“We are in contact with Israel to implement some final arrangements, if you like,” President Christodoulides told reporters.

He said technical details of the maritime corridor are being discussed with Israel and the United Nations.

Christodoulides has also spoken with UN general-secretary Antonio Guterres about the structure of the humanitarian aid to Gaza.

The idea is to bolster humanitarian relief provided to the Gaza Strip by importing large volumes by ship rather than the limited deliveries by truck through the Rafah crossing with Egypt.

But the Cypriot president gave no time frame for when a maritime operation may be up and running.

“We should not apply timeframes.

“What matters is that specific discussions on the initiative of the Republic of Cyprus – an initiative acknowledged by the international community – started on technical details,” said Christodoulides.

He said he contacted German Chancellor Olaf Scholz on Thursday, “we are moving toward the implementation stage when all the data is in place”.

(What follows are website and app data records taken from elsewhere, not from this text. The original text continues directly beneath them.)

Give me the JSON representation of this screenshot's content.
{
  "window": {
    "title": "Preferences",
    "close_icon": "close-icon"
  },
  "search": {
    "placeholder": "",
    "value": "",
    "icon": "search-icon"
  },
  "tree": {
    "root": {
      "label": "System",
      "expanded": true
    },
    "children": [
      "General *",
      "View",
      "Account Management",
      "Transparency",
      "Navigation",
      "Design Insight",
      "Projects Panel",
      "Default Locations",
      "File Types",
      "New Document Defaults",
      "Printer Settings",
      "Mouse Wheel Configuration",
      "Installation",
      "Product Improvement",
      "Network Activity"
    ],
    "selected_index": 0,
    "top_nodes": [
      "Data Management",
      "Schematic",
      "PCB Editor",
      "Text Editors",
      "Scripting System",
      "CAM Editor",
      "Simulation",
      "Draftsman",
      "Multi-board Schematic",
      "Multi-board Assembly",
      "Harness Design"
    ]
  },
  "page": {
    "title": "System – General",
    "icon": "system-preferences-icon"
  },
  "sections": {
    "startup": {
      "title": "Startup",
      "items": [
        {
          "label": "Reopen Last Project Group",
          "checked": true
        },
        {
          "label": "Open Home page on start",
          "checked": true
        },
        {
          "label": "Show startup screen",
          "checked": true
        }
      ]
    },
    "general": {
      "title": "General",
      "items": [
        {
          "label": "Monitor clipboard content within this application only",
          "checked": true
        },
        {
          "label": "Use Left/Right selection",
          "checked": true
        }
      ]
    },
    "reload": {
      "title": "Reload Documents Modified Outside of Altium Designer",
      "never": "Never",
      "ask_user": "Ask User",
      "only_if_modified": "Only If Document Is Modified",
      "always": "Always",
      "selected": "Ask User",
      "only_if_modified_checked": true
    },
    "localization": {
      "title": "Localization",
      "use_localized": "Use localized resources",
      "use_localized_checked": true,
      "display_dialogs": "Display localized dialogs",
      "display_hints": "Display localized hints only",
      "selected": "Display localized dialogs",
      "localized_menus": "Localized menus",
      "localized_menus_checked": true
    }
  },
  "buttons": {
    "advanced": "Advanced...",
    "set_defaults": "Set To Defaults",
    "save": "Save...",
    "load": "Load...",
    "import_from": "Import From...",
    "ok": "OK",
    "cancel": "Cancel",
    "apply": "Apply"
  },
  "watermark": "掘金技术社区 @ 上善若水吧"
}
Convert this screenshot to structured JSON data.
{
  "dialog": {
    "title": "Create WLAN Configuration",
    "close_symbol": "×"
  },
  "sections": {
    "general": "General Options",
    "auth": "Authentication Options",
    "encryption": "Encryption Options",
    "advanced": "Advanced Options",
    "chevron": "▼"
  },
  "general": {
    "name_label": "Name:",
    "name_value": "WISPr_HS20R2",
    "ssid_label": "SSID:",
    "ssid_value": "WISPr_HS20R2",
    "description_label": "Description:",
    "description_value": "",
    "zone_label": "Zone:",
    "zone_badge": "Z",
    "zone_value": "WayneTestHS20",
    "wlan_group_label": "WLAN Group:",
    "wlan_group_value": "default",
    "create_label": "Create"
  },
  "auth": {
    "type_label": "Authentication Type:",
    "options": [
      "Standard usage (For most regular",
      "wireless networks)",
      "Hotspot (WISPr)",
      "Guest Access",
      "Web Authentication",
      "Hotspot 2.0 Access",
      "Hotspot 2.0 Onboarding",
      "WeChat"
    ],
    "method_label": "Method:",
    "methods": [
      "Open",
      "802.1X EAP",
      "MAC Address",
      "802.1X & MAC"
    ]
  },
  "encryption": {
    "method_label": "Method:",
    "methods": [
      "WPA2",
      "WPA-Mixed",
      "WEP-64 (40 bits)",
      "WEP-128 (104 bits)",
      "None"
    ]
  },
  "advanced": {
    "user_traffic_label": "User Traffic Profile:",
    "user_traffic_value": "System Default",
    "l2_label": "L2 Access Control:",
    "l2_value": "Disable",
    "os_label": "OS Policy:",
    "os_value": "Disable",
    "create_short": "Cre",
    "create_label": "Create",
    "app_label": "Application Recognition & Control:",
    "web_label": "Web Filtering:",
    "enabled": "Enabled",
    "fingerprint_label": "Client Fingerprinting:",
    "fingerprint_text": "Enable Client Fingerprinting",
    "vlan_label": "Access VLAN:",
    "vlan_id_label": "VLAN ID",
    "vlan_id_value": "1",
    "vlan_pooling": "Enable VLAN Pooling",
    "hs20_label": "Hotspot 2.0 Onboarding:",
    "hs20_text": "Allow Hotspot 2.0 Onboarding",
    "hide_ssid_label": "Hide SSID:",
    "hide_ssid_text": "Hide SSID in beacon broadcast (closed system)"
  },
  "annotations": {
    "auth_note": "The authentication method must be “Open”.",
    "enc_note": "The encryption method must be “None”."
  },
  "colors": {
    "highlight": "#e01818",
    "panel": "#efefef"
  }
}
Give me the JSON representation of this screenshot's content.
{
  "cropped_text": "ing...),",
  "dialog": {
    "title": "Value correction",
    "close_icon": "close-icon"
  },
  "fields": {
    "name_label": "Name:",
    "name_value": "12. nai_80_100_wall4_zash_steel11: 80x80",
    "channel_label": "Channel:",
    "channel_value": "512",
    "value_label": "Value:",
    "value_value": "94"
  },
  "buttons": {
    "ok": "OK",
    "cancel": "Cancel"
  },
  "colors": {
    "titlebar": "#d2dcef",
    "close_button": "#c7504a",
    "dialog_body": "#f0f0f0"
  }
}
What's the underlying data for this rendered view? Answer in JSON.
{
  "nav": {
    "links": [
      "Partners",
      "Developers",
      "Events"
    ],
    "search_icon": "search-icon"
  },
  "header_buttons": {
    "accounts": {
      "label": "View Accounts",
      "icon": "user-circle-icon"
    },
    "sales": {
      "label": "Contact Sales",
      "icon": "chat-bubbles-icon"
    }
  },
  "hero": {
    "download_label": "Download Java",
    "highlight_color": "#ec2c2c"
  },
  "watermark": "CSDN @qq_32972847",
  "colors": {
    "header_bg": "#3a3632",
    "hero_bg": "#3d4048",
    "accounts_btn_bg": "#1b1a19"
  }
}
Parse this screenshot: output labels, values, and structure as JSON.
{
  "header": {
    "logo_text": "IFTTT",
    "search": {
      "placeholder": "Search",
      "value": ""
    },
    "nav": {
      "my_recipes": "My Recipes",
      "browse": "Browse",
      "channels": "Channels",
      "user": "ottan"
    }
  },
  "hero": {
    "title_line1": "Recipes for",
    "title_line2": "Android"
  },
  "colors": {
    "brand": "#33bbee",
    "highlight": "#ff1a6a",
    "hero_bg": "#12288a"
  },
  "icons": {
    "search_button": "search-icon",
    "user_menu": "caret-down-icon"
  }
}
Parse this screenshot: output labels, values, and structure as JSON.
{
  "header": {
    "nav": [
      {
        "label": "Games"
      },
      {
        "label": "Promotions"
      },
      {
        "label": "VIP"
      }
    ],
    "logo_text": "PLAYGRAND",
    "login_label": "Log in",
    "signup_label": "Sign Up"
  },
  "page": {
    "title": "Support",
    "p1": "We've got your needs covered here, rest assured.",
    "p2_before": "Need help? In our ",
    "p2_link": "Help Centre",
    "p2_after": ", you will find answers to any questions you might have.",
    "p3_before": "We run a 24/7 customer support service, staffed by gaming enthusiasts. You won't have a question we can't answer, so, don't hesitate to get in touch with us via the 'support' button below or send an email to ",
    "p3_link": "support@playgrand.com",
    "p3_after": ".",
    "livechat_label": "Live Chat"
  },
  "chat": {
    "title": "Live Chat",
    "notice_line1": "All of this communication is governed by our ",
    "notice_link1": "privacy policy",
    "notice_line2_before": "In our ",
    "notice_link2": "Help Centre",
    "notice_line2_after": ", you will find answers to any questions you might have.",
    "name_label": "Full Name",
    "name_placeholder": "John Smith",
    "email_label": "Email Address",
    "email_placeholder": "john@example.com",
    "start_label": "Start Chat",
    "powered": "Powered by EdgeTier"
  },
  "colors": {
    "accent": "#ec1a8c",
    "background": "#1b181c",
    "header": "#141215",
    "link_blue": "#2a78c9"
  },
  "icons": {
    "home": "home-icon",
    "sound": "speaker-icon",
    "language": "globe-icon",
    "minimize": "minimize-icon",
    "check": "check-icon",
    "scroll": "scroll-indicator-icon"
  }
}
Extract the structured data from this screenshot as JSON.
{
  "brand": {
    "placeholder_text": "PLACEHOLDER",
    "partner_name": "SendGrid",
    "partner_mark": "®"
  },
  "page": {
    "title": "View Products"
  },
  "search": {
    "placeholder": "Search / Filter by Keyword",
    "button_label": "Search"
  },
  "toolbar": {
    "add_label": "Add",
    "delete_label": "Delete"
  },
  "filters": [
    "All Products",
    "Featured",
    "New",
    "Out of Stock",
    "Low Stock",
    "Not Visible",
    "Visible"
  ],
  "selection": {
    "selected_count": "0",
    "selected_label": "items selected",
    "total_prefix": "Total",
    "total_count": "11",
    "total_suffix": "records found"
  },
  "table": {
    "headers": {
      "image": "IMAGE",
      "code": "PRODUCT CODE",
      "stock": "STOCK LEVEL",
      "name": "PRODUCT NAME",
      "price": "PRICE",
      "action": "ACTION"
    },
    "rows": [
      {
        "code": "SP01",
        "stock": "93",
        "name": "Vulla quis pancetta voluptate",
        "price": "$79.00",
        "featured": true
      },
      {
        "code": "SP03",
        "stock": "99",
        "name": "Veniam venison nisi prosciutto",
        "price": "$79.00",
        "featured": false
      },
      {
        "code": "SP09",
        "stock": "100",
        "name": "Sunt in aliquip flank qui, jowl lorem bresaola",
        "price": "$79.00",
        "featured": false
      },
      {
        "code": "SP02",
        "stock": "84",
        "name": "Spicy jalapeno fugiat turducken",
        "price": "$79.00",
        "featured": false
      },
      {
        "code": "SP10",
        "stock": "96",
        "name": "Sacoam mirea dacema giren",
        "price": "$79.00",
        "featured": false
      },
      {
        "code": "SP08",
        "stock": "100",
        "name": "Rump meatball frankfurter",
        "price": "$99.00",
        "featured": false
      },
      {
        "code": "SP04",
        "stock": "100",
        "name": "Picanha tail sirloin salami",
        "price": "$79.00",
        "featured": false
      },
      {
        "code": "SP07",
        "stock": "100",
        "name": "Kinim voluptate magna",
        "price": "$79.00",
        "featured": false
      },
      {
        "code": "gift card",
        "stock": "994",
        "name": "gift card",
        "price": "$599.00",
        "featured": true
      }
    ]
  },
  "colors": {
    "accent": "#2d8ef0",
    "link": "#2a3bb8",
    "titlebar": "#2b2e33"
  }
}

Cyprus argues its proposal enhances the role of the European Union as it is the nearest member state to the Middle East.

“The initiative sends a message we want action, not just words, to show that we are a pillar of security and stability in the region,” said Christodoulides.

Foreign Minister Constantinos Kombos visited Tel Aviv on Thursday to discuss the Gaza initiative.

He told reporters Friday: “The security of the cargo is intertwined with the security of Israel, without whose consent there can be no corridor.”

Supplies of water, electricity, fuel and food were cut off to the impoverished and densely populated territory in the aftermath of the October 7 Hamas attacks.

The health ministry in the Hamas-run Gaza Strip says relentless Israeli bombing since then has killed more than 11,100 people in the Palestinian territory, mainly civilians and many children.

Under Nicosia’s plan, aid would be collected, inspected and stored in Cyprus and then sent to Gaza on vessels checked daily by a joint committee including Israel.

The vessels would be accompanied by warships to a designated spot identified on the coast of Gaza, from where it would be sent to a safe, neutral area.

Cyprus has also served as a transit hub for foreign nationals evacuated from Israel since the Hamas incursion on Israel that Israeli officials say killed 1,400 people, mostly civilians.